Required work: Go through the entries below and count the lines holding the word "icon". Reply with only the number, please.

Records provided:
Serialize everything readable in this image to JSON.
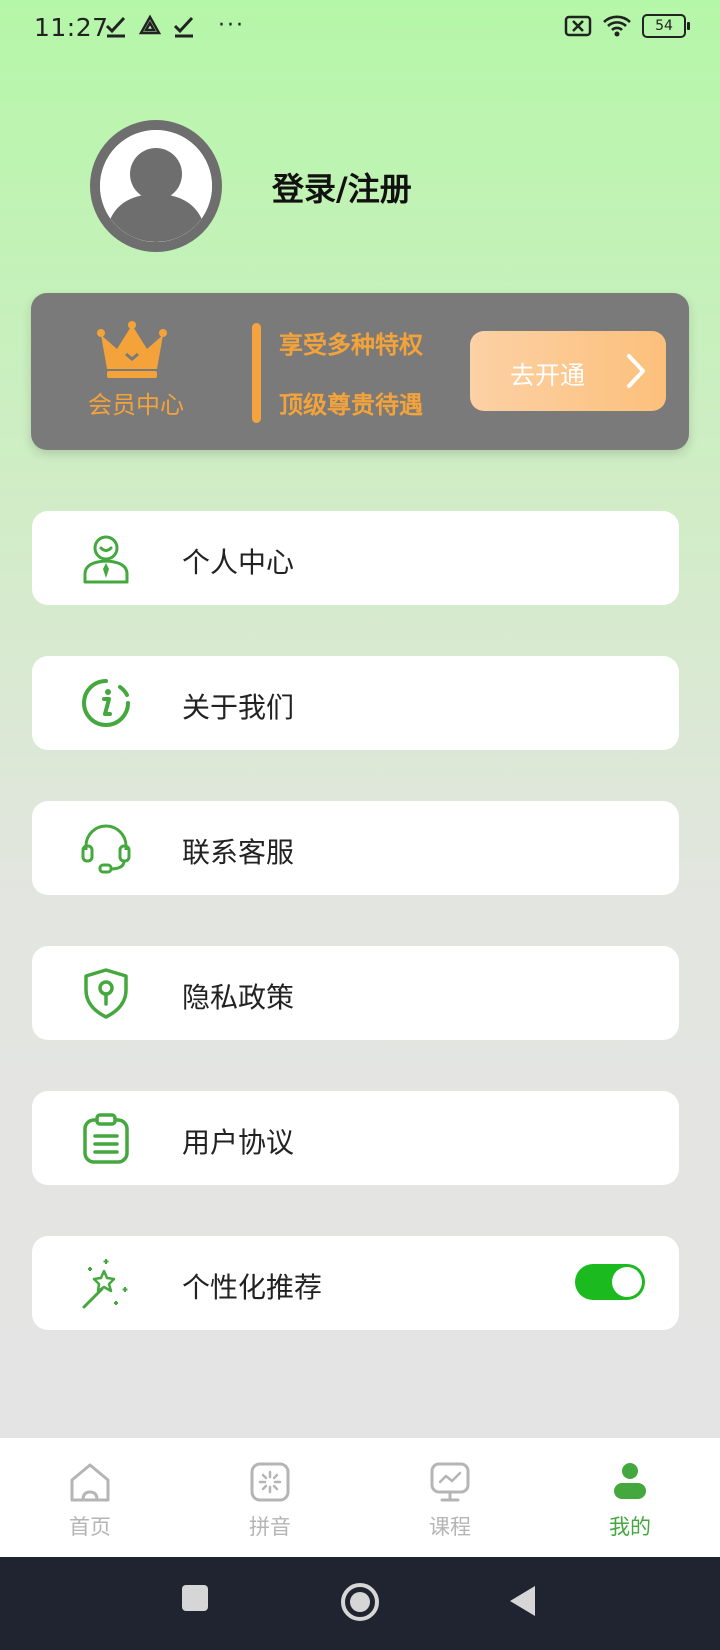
{
  "status_bar": {
    "time": "11:27",
    "battery": "54"
  },
  "profile": {
    "login_label": "登录/注册"
  },
  "vip": {
    "title": "会员中心",
    "line1": "享受多种特权",
    "line2": "顶级尊贵待遇",
    "button_label": "去开通"
  },
  "menu": [
    {
      "label": "个人中心",
      "icon": "person-icon"
    },
    {
      "label": "关于我们",
      "icon": "info-icon"
    },
    {
      "label": "联系客服",
      "icon": "headset-icon"
    },
    {
      "label": "隐私政策",
      "icon": "shield-icon"
    },
    {
      "label": "用户协议",
      "icon": "clipboard-icon"
    },
    {
      "label": "个性化推荐",
      "icon": "magic-wand-icon",
      "toggle_on": true
    }
  ],
  "bottom_nav": [
    {
      "label": "首页",
      "icon": "home-icon"
    },
    {
      "label": "拼音",
      "icon": "pinyin-icon"
    },
    {
      "label": "课程",
      "icon": "course-icon"
    },
    {
      "label": "我的",
      "icon": "profile-icon",
      "active": true
    }
  ],
  "colors": {
    "accent": "#44a83e",
    "vip_orange": "#f3a33a",
    "toggle": "#1bba1f"
  }
}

Your response: 10